Advertisement
YOU ARE HERE: LAT HomeCollections

MODEST PROPOSAL

Close schools, open playlands

October 23, 2005|Jervey Tervalon | Jervey Tervalon is a novelist and co-editor of "The Cocaine Chronicles."

INNER-CITY SCHOOLS largely fail at educating. Breaking through the bureaucracy to create better schools takes longer than many of these "at risk" kids have to live. So let's just shut the schools down and replace them with more humane institutions. Let's forget about the unrealistic goal of teaching and commit ourselves to keeping the kids busy for seven hours a day, five days a week at McDonald's Playlands of socialization.

Years ago, I taught at a quintessential inner-city high school in Los Angeles. I met amazing kids, college-bound kids. They learned eagerly.

But these brilliant students would have done well anyway. I could have led these indestructible students to a neighborhood library each day and simply told them to read, and they would have aced the SAT and held their own in Freshman Comp. But the bulk of the students -- then and now too, I'm told -- are the Joses and Lamonts and Keishas and Marias who lack the superhuman strength and drive to pay attention to Shakespeare sonnets when gunshots echo in the distance, who have trouble focusing on equations when the campus explodes in riots and sirens wail.

School to them is frustrating. Pointless. Their teachers try to project authority, but detention slips don't mean much to someone who has seen the efficiency of beatings and bullets as behavior modification tools.

Our education system has figured out a way to deal with these hard-to-focus youths. It tests the heck out of them until they stop coming to school. Secretly, we think these kids deserve their fate. But we can't bear to think of ourselves as inhumane.

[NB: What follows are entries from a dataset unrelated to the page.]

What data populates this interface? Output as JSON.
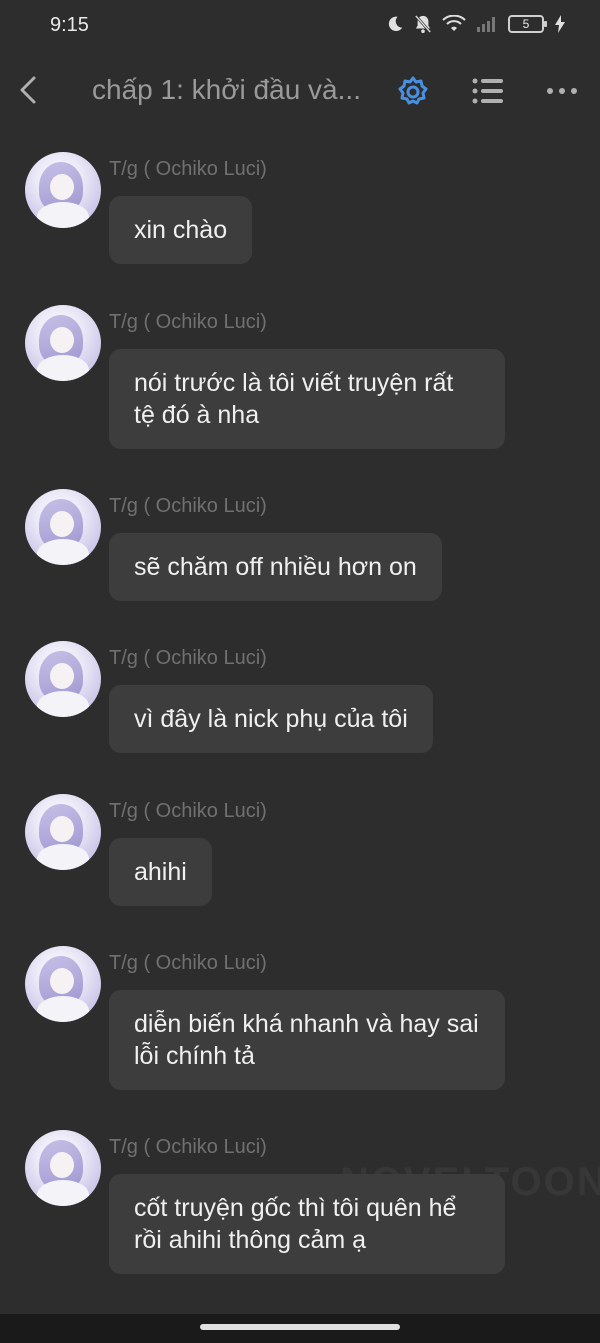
{
  "status_bar": {
    "time": "9:15",
    "battery_level": "5"
  },
  "header": {
    "title": "chấp 1: khởi đầu và..."
  },
  "watermark": "NOVELTOON",
  "messages": [
    {
      "author": "T/g ( Ochiko Luci)",
      "text": "xin chào"
    },
    {
      "author": "T/g ( Ochiko Luci)",
      "text": "nói trước là tôi viết truyện rất tệ đó à nha"
    },
    {
      "author": "T/g ( Ochiko Luci)",
      "text": "sẽ chăm off nhiều hơn on"
    },
    {
      "author": "T/g ( Ochiko Luci)",
      "text": "vì đây là nick phụ của tôi"
    },
    {
      "author": "T/g ( Ochiko Luci)",
      "text": "ahihi"
    },
    {
      "author": "T/g ( Ochiko Luci)",
      "text": "diễn biến khá nhanh và hay sai lỗi chính tả"
    },
    {
      "author": "T/g ( Ochiko Luci)",
      "text": "cốt truyện gốc thì tôi quên hể rồi ahihi thông cảm ạ"
    }
  ],
  "colors": {
    "background": "#2d2d2d",
    "bubble": "#3d3d3d",
    "accent": "#4a90e2"
  }
}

So let's stop torturing our impoverished youth and offer them safe places to hang out, watch movies and make wallets -- year-round inner-city day camps. Let's close the schools and open our minds to the prospect that poor children will be left behind.

Advertisement
Los Angeles Times Articles
|
|
|